**Prompt:** The answer must be every line below that holds the word "Management".

**Records shown:**
►

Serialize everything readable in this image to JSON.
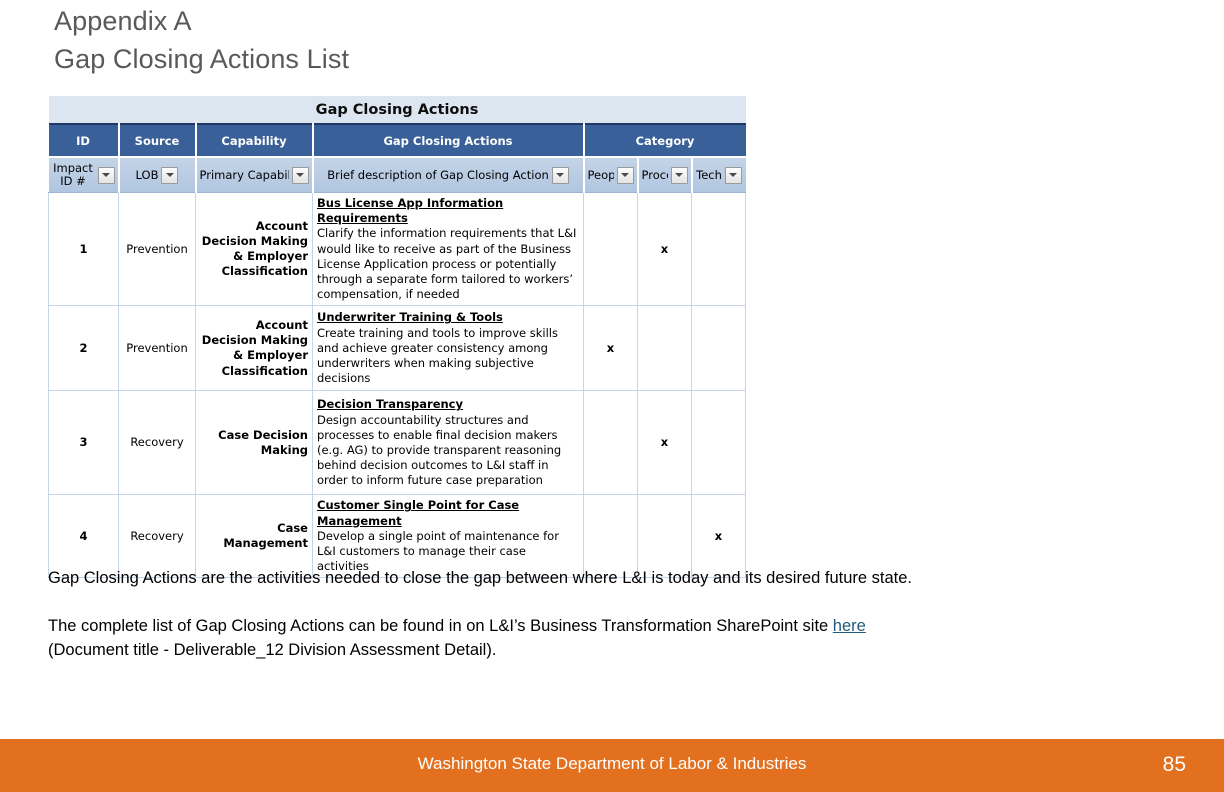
{
  "slide": {
    "title_line1": "Appendix A",
    "title_line2": "Gap Closing Actions List"
  },
  "table": {
    "caption": "Gap Closing Actions",
    "group_headers": [
      {
        "label": "ID"
      },
      {
        "label": "Source"
      },
      {
        "label": "Capability"
      },
      {
        "label": "Gap Closing Actions"
      },
      {
        "label": "Category"
      }
    ],
    "filter_headers": [
      {
        "label": "Impact ID #",
        "filter_icon": "chevron-down-icon"
      },
      {
        "label": "LOB",
        "filter_icon": "chevron-down-icon"
      },
      {
        "label": "Primary Capabil",
        "filter_icon": "chevron-down-icon"
      },
      {
        "label": "Brief description of Gap Closing Action",
        "filter_icon": "chevron-down-icon"
      },
      {
        "label": "Peop'",
        "filter_icon": "chevron-down-icon"
      },
      {
        "label": "Proce",
        "filter_icon": "chevron-down-icon"
      },
      {
        "label": "Tech",
        "filter_icon": "chevron-down-icon"
      }
    ],
    "rows": [
      {
        "id": "1",
        "source": "Prevention",
        "capability": "Account Decision Making & Employer Classification",
        "action_title": "Bus License App Information Requirements",
        "action_body": "Clarify the information requirements that L&I would like to receive as part of the Business License Application process or potentially through a separate form tailored to workers’ compensation, if needed",
        "people": "",
        "process": "x",
        "technology": ""
      },
      {
        "id": "2",
        "source": "Prevention",
        "capability": "Account Decision Making & Employer Classification",
        "action_title": "Underwriter Training & Tools",
        "action_body": "Create training and tools to improve skills and achieve greater consistency among underwriters when making subjective decisions",
        "people": "x",
        "process": "",
        "technology": ""
      },
      {
        "id": "3",
        "source": "Recovery",
        "capability": "Case Decision Making",
        "action_title": "Decision Transparency",
        "action_body": "Design accountability structures and processes to enable final decision makers (e.g. AG) to provide transparent reasoning behind decision outcomes to L&I staff in order to inform future case preparation",
        "people": "",
        "process": "x",
        "technology": ""
      },
      {
        "id": "4",
        "source": "Recovery",
        "capability": "Case Management",
        "action_title": "Customer Single Point for Case Management",
        "action_body": "Develop a single point of maintenance for L&I customers to manage their case activities",
        "people": "",
        "process": "",
        "technology": "x"
      }
    ]
  },
  "body": {
    "paragraph1": "Gap Closing Actions are the activities needed to close the gap between where L&I is today and its desired future state.",
    "paragraph2_before": "The complete list of Gap Closing Actions can be found in on L&I’s Business Transformation SharePoint site ",
    "paragraph2_link": "here",
    "paragraph2_after": "(Document title - Deliverable_12 Division Assessment Detail)."
  },
  "footer": {
    "organization": "Washington State Department of Labor & Industries",
    "page_number": "85",
    "bar_color": "#e2701f"
  }
}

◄

**Task response:**
        "capability": "Case Management",
        "action_title": "Customer Single Point for Case Management",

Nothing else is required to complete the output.